Appearance Streams

An annotation or form element in a PDF can specify an appearance stream, which allows the annotation to be rendered differently than its default annotation rendering. Each appearance stream is a self-contained PDF object that will be rendered inside the annotation rectangle. (See also: What Are Appearance Streams?)

Most appearance streams are just a visual representation of an annotation’s properties. This helps third-party PDF viewers that may be unable to directly generate a visual representation of those properties; these viewers can render the appearance stream instead. Appearance streams also ensure that the annotations in a document are displayed exactly as they were created in the source PDF editor, without subtle differences that could occur if the third-party PDF viewer had to recreate the annotations from raw annotation data.

However, sometimes appearance streams contain surprises. For example, square annotations may have an appearance stream with a photograph. There are a lot of edge cases out there, so one cannot disable appearance stream rendering and assume the annotation will look the same or even close to it.

Changing an annotation will remove existing appearance streams and rerender them using the PSPDFKit drawing engine.
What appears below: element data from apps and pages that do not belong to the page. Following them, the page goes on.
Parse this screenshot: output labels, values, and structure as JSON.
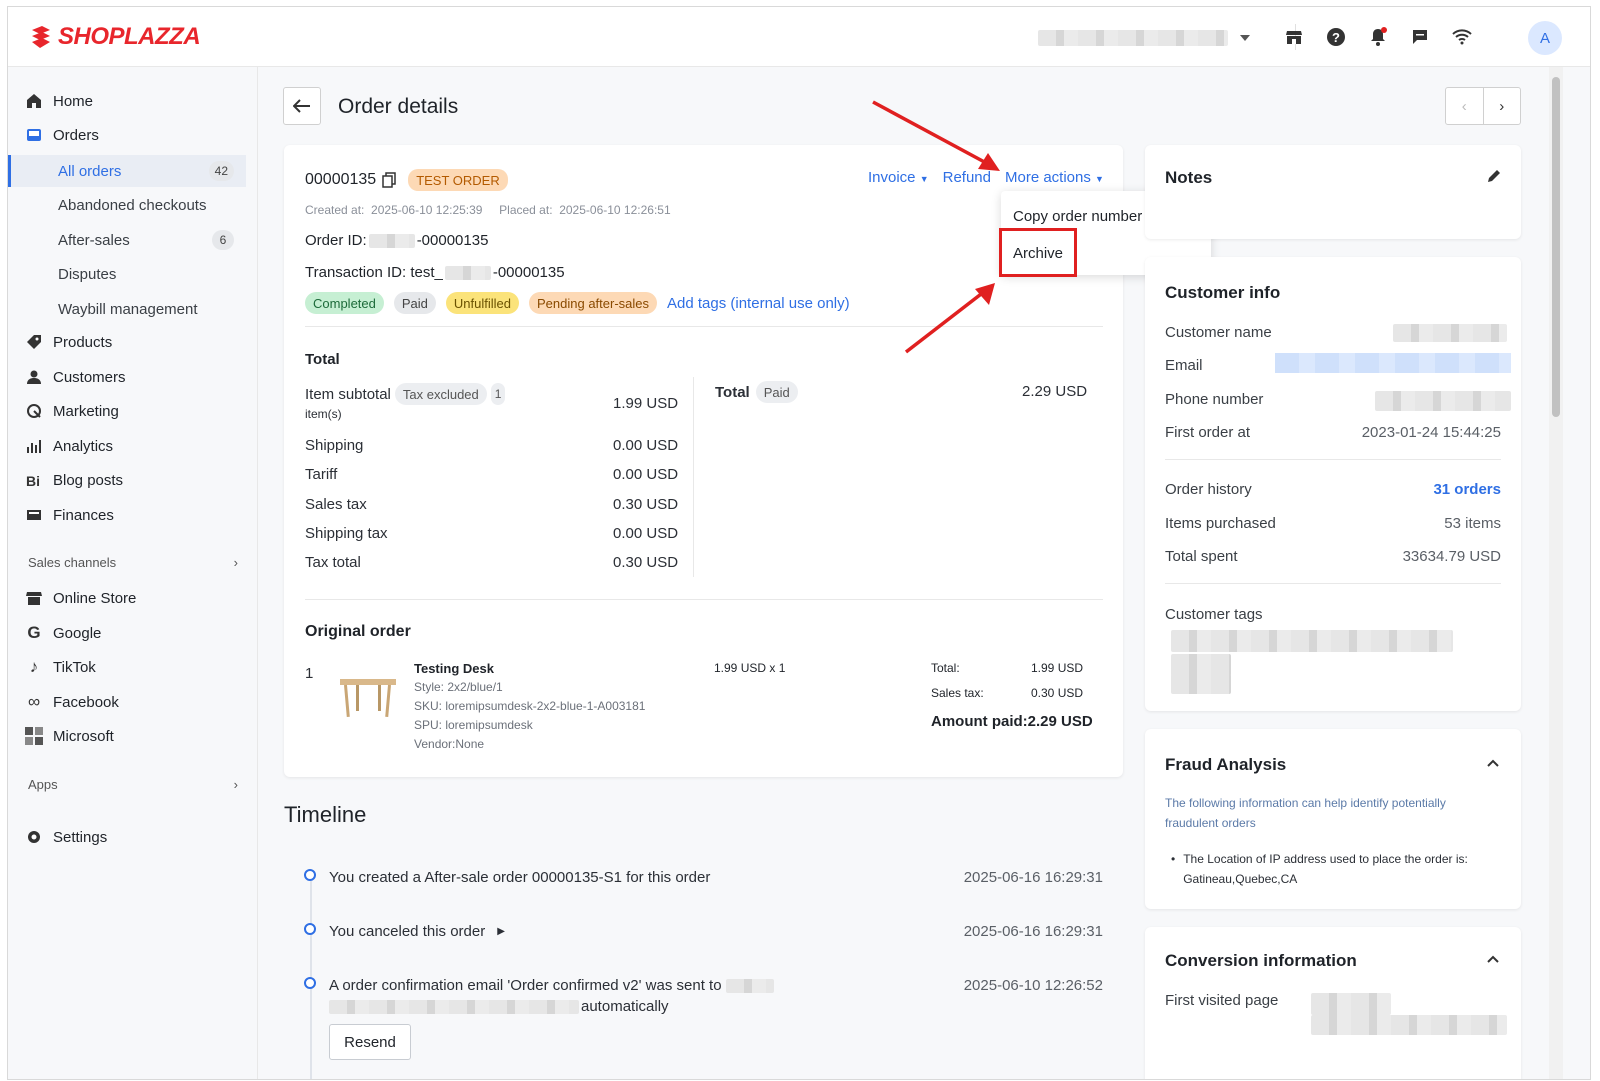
{
  "app": {
    "brand": "SHOPLAZZA",
    "avatar_initial": "A",
    "accent": "#2f6fe4",
    "brand_color": "#e8262c"
  },
  "topbar_icons": [
    "store-icon",
    "help-icon",
    "bell-icon",
    "chat-icon",
    "wifi-icon"
  ],
  "sidebar": {
    "home": "Home",
    "orders": "Orders",
    "all_orders": "All orders",
    "all_orders_count": "42",
    "abandoned": "Abandoned checkouts",
    "after_sales": "After-sales",
    "after_sales_count": "6",
    "disputes": "Disputes",
    "waybill": "Waybill management",
    "products": "Products",
    "customers": "Customers",
    "marketing": "Marketing",
    "analytics": "Analytics",
    "blog": "Blog posts",
    "finances": "Finances",
    "sales_channels": "Sales channels",
    "online_store": "Online Store",
    "google": "Google",
    "tiktok": "TikTok",
    "facebook": "Facebook",
    "microsoft": "Microsoft",
    "apps": "Apps",
    "settings": "Settings"
  },
  "page": {
    "title": "Order details"
  },
  "order": {
    "number": "00000135",
    "test_badge": "TEST ORDER",
    "invoice": "Invoice",
    "refund": "Refund",
    "more_actions": "More actions",
    "created_label": "Created at:",
    "created_at": "2025-06-10 12:25:39",
    "placed_label": "Placed at:",
    "placed_at": "2025-06-10 12:26:51",
    "order_id_label": "Order ID:",
    "order_id_suffix": "-00000135",
    "txn_label": "Transaction ID: test_",
    "txn_suffix": "-00000135",
    "tags": {
      "completed": "Completed",
      "paid": "Paid",
      "unfulfilled": "Unfulfilled",
      "pending": "Pending after-sales"
    },
    "add_tags": "Add tags (internal use only)"
  },
  "menu": {
    "copy": "Copy order number",
    "archive": "Archive"
  },
  "totals": {
    "heading": "Total",
    "item_subtotal": "Item subtotal",
    "tax_excluded": "Tax excluded",
    "items_count": "1",
    "items_unit": "item(s)",
    "item_subtotal_val": "1.99 USD",
    "shipping": "Shipping",
    "shipping_val": "0.00 USD",
    "tariff": "Tariff",
    "tariff_val": "0.00 USD",
    "sales_tax": "Sales tax",
    "sales_tax_val": "0.30 USD",
    "shipping_tax": "Shipping tax",
    "shipping_tax_val": "0.00 USD",
    "tax_total": "Tax total",
    "tax_total_val": "0.30 USD",
    "total": "Total",
    "paid": "Paid",
    "total_val": "2.29 USD"
  },
  "original_order": {
    "heading": "Original order",
    "qty": "1",
    "name": "Testing Desk",
    "style": "Style: 2x2/blue/1",
    "sku": "SKU: loremipsumdesk-2x2-blue-1-A003181",
    "spu": "SPU: loremipsumdesk",
    "vendor": "Vendor:None",
    "price": "1.99 USD x 1",
    "total_label": "Total:",
    "total_val": "1.99 USD",
    "tax_label": "Sales tax:",
    "tax_val": "0.30 USD",
    "amount_paid": "Amount paid:2.29 USD"
  },
  "timeline": {
    "heading": "Timeline",
    "events": [
      {
        "text": "You created a After-sale order 00000135-S1 for this order",
        "time": "2025-06-16 16:29:31"
      },
      {
        "text": "You canceled this order",
        "time": "2025-06-16 16:29:31"
      },
      {
        "text": "A order confirmation email 'Order confirmed v2' was sent to",
        "text2": "automatically",
        "time": "2025-06-10 12:26:52"
      }
    ],
    "resend": "Resend"
  },
  "notes": {
    "title": "Notes"
  },
  "customer": {
    "title": "Customer info",
    "name_label": "Customer name",
    "email_label": "Email",
    "phone_label": "Phone number",
    "first_order_label": "First order at",
    "first_order_val": "2023-01-24 15:44:25",
    "history_label": "Order history",
    "history_val": "31 orders",
    "items_label": "Items purchased",
    "items_val": "53 items",
    "spent_label": "Total spent",
    "spent_val": "33634.79 USD",
    "tags_label": "Customer tags"
  },
  "fraud": {
    "title": "Fraud Analysis",
    "desc": "The following information can help identify potentially fraudulent orders",
    "bullet": "The Location of IP address used to place the order is: Gatineau,Quebec,CA"
  },
  "conversion": {
    "title": "Conversion information",
    "first_visited": "First visited page"
  }
}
Some exceptions apply, such as stamp annotations containing an image or signature form elements.

PSPDFKit allows you to define custom appearance streams on any annotation type by setting the Annotation’s appearanceStreamGenerator property.

Checking If an Annotation Includes an Appearance Stream

The hasAppearanceStream property indicates if the annotation has an appearance stream attached.

To remove an appearance stream, set the dirty property to true.

Appearance Stream Generator

We provide basic implementations of the AppearanceStreamGenerating interface:

Annotation with an Appearance Stream Generator

It’s easy to set up an annotation to show a custom appearance stream. This is typically done with stamp annotations because they have few other properties. A stamp annotation used this way is usually called an image annotation. To learn more, see our guide on image annotations.